How to complete this task: Search the records for the string "initials", then copy each line where it appears.

Input records:
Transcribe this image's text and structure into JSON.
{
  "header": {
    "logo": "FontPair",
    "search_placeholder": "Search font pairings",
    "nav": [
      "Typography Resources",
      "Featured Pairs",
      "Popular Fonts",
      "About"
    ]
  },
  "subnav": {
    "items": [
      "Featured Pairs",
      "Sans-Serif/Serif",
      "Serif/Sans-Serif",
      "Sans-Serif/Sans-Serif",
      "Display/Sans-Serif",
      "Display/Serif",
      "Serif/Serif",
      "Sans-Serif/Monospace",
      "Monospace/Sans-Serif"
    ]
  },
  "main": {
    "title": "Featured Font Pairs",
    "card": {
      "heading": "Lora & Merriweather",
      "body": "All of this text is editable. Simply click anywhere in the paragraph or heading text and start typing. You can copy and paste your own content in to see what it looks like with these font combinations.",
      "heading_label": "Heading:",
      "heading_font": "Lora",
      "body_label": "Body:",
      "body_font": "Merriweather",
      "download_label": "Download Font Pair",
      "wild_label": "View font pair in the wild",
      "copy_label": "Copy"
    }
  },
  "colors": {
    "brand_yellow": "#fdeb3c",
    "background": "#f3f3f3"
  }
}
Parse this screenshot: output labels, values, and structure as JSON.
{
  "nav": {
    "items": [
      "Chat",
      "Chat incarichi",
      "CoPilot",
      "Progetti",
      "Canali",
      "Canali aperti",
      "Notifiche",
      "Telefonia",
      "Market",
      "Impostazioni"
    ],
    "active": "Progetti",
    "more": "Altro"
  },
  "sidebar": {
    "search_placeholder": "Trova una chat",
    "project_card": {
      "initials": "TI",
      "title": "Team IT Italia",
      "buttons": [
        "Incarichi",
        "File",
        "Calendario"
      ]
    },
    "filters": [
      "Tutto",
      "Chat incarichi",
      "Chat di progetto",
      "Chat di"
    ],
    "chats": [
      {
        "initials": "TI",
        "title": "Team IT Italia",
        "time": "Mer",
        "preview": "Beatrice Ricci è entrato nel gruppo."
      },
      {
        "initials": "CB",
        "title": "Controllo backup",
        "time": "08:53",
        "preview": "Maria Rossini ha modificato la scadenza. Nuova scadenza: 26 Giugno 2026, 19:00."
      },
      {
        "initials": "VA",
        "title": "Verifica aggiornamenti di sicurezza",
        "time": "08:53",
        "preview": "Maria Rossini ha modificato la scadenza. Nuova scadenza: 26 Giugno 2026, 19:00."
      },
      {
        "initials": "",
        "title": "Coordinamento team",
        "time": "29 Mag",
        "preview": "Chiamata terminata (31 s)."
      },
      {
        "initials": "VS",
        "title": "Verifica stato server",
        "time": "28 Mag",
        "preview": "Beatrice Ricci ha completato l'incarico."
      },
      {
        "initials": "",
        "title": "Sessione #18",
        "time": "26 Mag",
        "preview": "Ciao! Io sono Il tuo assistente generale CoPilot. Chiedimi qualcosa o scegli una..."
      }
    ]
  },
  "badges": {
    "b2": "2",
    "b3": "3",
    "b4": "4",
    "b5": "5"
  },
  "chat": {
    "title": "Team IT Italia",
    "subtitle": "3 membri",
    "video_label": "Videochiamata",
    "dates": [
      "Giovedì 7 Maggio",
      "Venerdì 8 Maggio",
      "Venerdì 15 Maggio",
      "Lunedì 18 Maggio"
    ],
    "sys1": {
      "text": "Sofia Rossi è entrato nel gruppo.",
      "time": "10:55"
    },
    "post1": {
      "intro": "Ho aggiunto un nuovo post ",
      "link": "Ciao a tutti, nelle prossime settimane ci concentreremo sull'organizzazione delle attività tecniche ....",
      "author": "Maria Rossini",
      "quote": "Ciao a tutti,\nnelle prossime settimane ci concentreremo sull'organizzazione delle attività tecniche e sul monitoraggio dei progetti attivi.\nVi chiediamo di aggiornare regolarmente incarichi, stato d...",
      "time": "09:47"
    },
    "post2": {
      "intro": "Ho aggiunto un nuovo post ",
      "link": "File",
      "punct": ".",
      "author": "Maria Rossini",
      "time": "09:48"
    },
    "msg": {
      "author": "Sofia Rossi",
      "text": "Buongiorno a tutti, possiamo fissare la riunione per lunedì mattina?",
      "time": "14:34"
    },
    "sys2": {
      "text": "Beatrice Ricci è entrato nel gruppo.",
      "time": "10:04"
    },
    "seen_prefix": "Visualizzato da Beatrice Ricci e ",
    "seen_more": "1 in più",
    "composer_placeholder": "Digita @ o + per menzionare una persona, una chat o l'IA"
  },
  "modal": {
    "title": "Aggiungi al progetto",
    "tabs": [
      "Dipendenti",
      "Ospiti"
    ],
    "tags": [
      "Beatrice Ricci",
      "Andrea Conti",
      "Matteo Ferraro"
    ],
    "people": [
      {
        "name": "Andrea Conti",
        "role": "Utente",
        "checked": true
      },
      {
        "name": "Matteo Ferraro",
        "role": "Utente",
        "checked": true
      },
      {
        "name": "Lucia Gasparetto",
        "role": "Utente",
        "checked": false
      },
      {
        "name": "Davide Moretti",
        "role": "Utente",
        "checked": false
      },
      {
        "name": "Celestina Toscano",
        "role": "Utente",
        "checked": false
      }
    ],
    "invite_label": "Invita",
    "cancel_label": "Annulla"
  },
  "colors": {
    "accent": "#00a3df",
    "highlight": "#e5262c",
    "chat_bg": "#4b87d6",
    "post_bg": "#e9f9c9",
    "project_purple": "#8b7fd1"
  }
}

Written solution:
      "initials": "TI",
        "initials": "TI",
        "initials": "CB",
        "initials": "VA",
        "initials": "",
        "initials": "VS",
        "initials": "",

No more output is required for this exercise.